On December 2, 2021, Bill 27, also known as the Working for Workers Act, 2021, received Royal Assent. The omnibus bill introduced a number of amendments to employment legislation in Ontario, including the Employment Standards Act, 2000 (ESA).
With help from Caravel Lawyer, Ben Rovet, we’ve outlined what these amendments mean for businesses in Ontario and the impact they’ll have on business owners and their employees.
- The Right To Disconnect
The Right to Disconnect has been the most publicized of the changes to the ESA. The legislation amends the ESA to require larger organizations to codify or develop a policy regarding employees’ right to disconnect from work. The amended legislation defines “disconnecting from work” as:
“… not engaging in work-related communications, including emails, telephone calls, video calls or the sending or reviewing of other messages, so as to be free from the performance of work.”
The ESA now mandates that employers with 25 or more employees must have a written policy regarding its practices and expectations on disconnecting from work.
Employers with 25 or more employees as of Jan. 1, 2022, must implement this policy by June 2, 2022. From 2023 onwards, employers with 25 or more employees on Jan. 1 of any year must have a written policy in place before March 1 of that year.

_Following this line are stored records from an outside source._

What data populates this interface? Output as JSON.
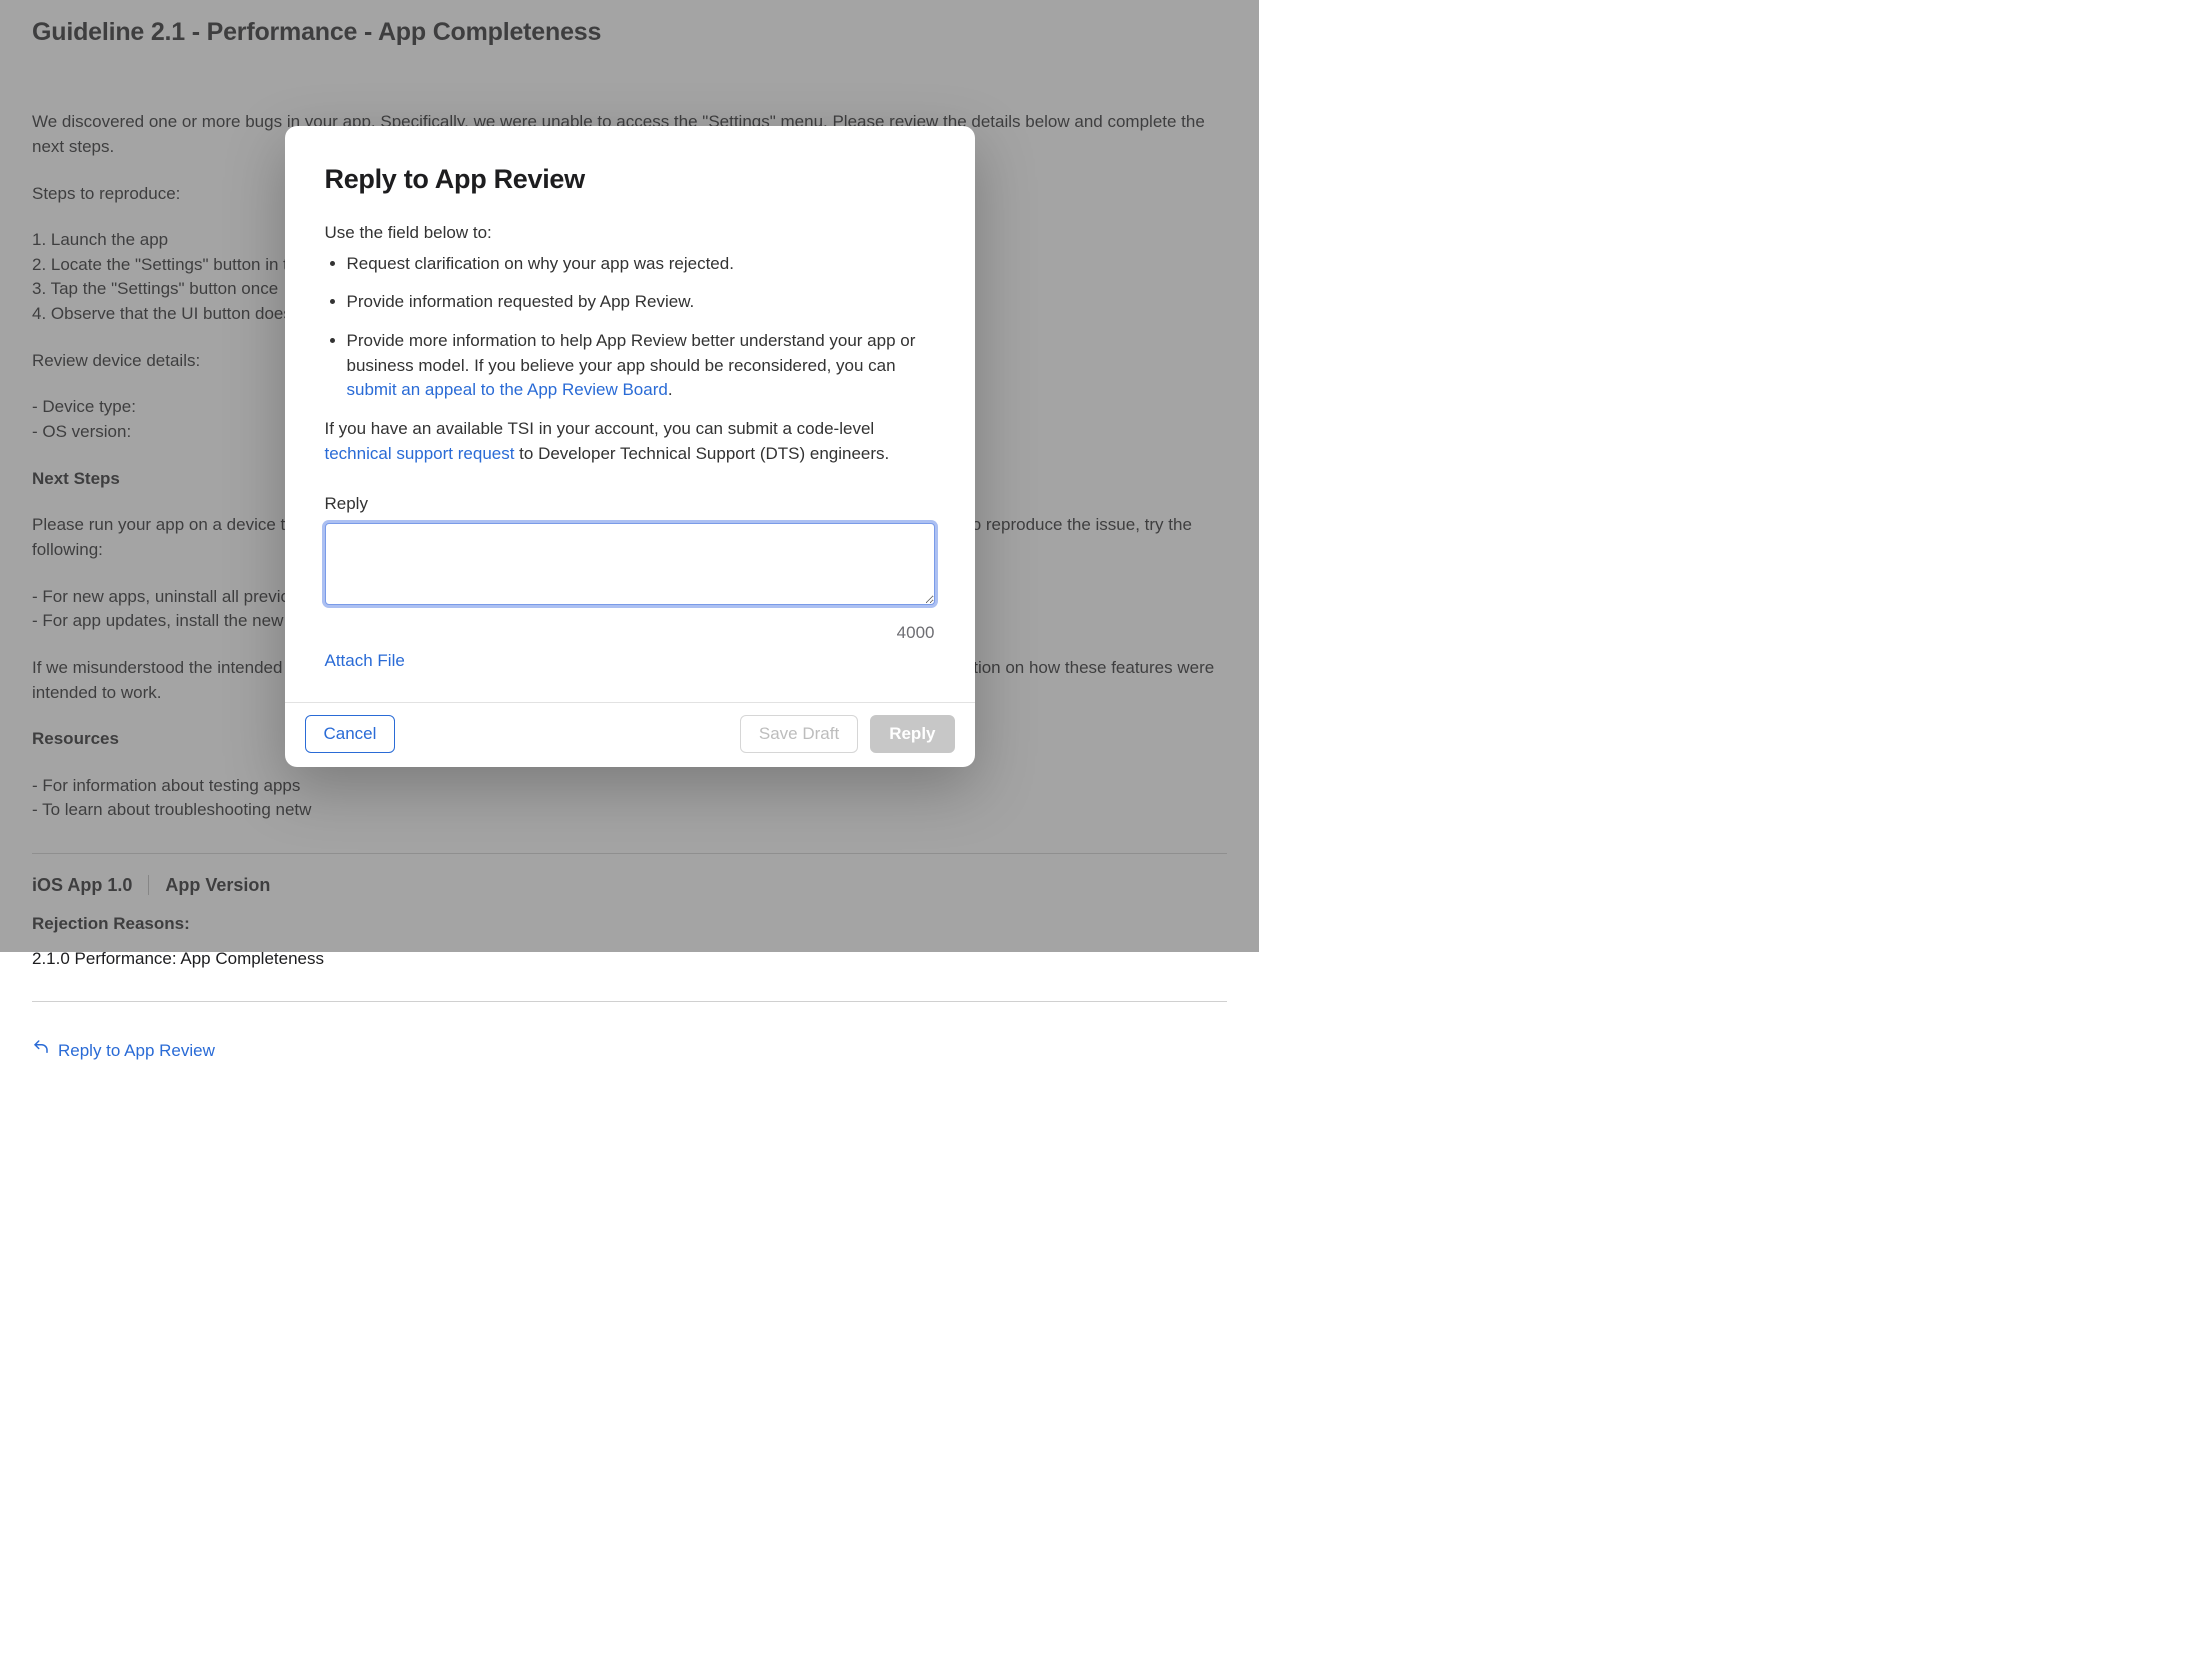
{
  "bg": {
    "heading": "Guideline 2.1 - Performance - App Completeness",
    "intro": "We discovered one or more bugs in your app. Specifically, we were unable to access the \"Settings\" menu. Please review the details below and complete the next steps.",
    "steps_title": "Steps to reproduce:",
    "steps": [
      "1. Launch the app",
      "2. Locate the \"Settings\" button in the",
      "3. Tap the \"Settings\" button once",
      "4. Observe that the UI button does n"
    ],
    "device_title": "Review device details:",
    "device_lines": [
      "- Device type:",
      "- OS version:"
    ],
    "next_title": "Next Steps",
    "next_intro": "Please run your app on a device to reproduce the issues, then revise and submit your app for review. If at first you're unable to reproduce the issue, try the following:",
    "next_lines": [
      "- For new apps, uninstall all previous",
      "- For app updates, install the new ve"
    ],
    "next_misunder": "If we misunderstood the intended behavior of your app, please reply to this message in App Store Connect to provide information on how these features were intended to work.",
    "resources_title": "Resources",
    "resources_lines": [
      "- For information about testing apps",
      "- To learn about troubleshooting netw"
    ],
    "meta": {
      "app": "iOS App 1.0",
      "version_label": "App Version"
    },
    "rejection": {
      "title": "Rejection Reasons:",
      "item": "2.1.0 Performance: App Completeness"
    },
    "reply_link": "Reply to App Review"
  },
  "modal": {
    "title": "Reply to App Review",
    "intro": "Use the field below to:",
    "bullets": {
      "b1": "Request clarification on why your app was rejected.",
      "b2": "Provide information requested by App Review.",
      "b3_pre": "Provide more information to help App Review better understand your app or business model. If you believe your app should be reconsidered, you can ",
      "b3_link": "submit an appeal to the App Review Board",
      "b3_post": "."
    },
    "tsi_pre": "If you have an available TSI in your account, you can submit a code-level ",
    "tsi_link": "technical support request",
    "tsi_post": " to Developer Technical Support (DTS) engineers.",
    "field_label": "Reply",
    "counter": "4000",
    "attach": "Attach File",
    "buttons": {
      "cancel": "Cancel",
      "save": "Save Draft",
      "reply": "Reply"
    }
  }
}
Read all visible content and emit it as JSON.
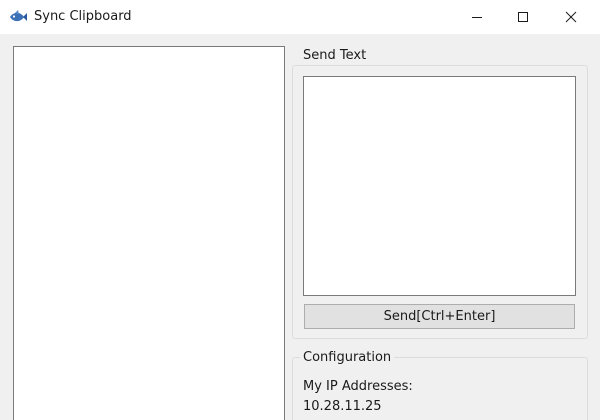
{
  "window": {
    "title": "Sync Clipboard",
    "icon": "fish-icon",
    "controls": [
      "minimize-icon",
      "maximize-icon",
      "close-icon"
    ]
  },
  "left_pane": {
    "items": []
  },
  "send_text": {
    "group_label": "Send Text",
    "input_value": "",
    "button_label": "Send[Ctrl+Enter]"
  },
  "configuration": {
    "group_label": "Configuration",
    "ip_label": "My IP Addresses:",
    "ip_value": "10.28.11.25"
  },
  "colors": {
    "fish_icon": "#3b6fb6",
    "window_bg": "#f0f0f0",
    "titlebar_bg": "#ffffff",
    "button_bg": "#e1e1e1"
  }
}
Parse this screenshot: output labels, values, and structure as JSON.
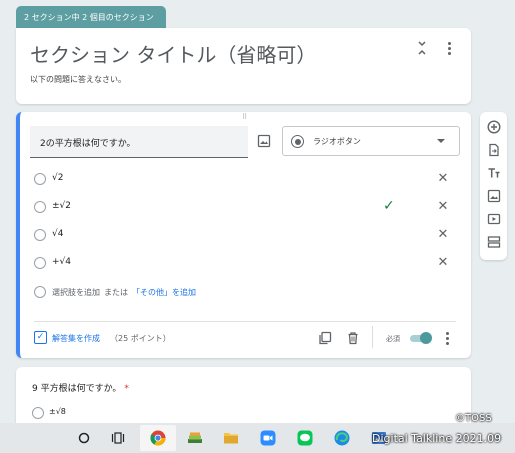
{
  "section": {
    "tab_label": "2 セクション中 2 個目のセクション",
    "title": "セクション タイトル（省略可）",
    "description": "以下の問題に答えなさい。"
  },
  "question1": {
    "text": "2の平方根は何ですか。",
    "type_label": "ラジオボタン",
    "options": [
      {
        "label": "√2",
        "correct": false
      },
      {
        "label": "±√2",
        "correct": true
      },
      {
        "label": "√4",
        "correct": false
      },
      {
        "label": "+√4",
        "correct": false
      }
    ],
    "add_option": "選択肢を追加",
    "or_text": "または",
    "add_other": "「その他」を追加",
    "answer_key": "解答集を作成",
    "points": "（25 ポイント）",
    "required_label": "必須",
    "required": true
  },
  "question2": {
    "text": "9 平方根は何ですか。",
    "required_mark": "*",
    "first_option": "±√8"
  },
  "sidebar_tools": [
    "add-question-icon",
    "import-questions-icon",
    "add-title-icon",
    "add-image-icon",
    "add-video-icon",
    "add-section-icon"
  ],
  "taskbar_items": [
    "search-icon",
    "task-view-icon",
    "chrome-icon",
    "stack-app-icon",
    "file-explorer-icon",
    "zoom-icon",
    "line-icon",
    "edge-icon",
    "image-app-icon"
  ],
  "watermark": {
    "copyright": "©TOSS",
    "credit": "Digital Talkline 2021.09"
  },
  "colors": {
    "accent_teal": "#5d9ea3",
    "accent_blue": "#4285f4",
    "link_blue": "#1a73e8",
    "check_green": "#188038",
    "required_red": "#d93025"
  }
}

The Ontario government has indicated the changes to the ESA do not provide employees with a “new” right to disconnect from work and be free from the obligation to engage in work-related communications. The only express requirement is that employers implement a right to disconnect policy, but, unless later set out in regulations, the legislation does not contain any specific standards or parameters around “disconnecting from work”. The ESA does require that employers include the date the policy was prepared, the date any changes were made, and employers must ensure that it applies to all employees.
It’s at the employer’s discretion to determine the content of the policy, as long as it complies with the existing rights set out in the ESA concerning work hours, break periods, vacation with pay, public holidays and when work is deemed to be performed.
Although the policy must apply to all of an employer’s employees in Ontario (including management and executives), the employer isn’t required to have the same policy for all employees. This means an employer can have different policies to cover different groups of employees.
The government has provided some examples of what the policy might address.
What this means for your business
The substance of these policies is somewhat ambiguous, and as of yet, there is no mention of scope, procedures or consequences for violating the policy. There will hopefully be more direction in the future from the Province on how these policies will be enforced in the workplace. Still, it’s a small step in the right direction for creating common expectations around work-life balance for employees.
In the meantime, employers with 25 or more employees have six months after the day Bill 27 receives Royal Assent (December 2, 2021) to comply with the written policy requirement. During this 6-month period, employers should ensure their policies are updated in line with the ESA regulations and ensure they communicate with employees about this policy update.
- Non-Compete Agreements
Effective October 25, 2021, employers are prohibited from entering into employment contracts or other agreements with an employee that include a non-compete agreement.
A non-compete agreement is defined as:
“an agreement, or any part of an agreement, between an employer and employee that prohibits the employee from engaging in any business, work, occupation, profession, project or other activity that competes with the employer’s business, after the employment relationship between the employee and the employer ends.”
The new legislation prohibits entering into non-competition agreements before the employment relationship begins, during the employment relationship, and after it ends.
There are two exceptions to this requirement: upon the sale or lease of a business and for those who hold the title of chief executive or president.
What this means for your business
Prior to this amendment, non-competition clauses were already extremely difficult to enforce under common law, and courts were reluctant to support what is often described as ‘restraint of trade.’
Now that this new legislation expressly prohibits employers from entering into non-compete clauses, business owners should review existing employment contracts and ensure any non-compete clauses are removed if they’re no longer valid.
They should also review job titles and job descriptions to ensure those in an executive position meet the definition of “executive” under the new legislation.
Ensuring your organization is covered for Bill 27
If you need help ensuring your employment contracts align with the new Working for Workers legislation, we can help. Caravel has over 70 qualified and experienced lawyers, including those specializing in employment contracts. Get in touch with our team to find out more.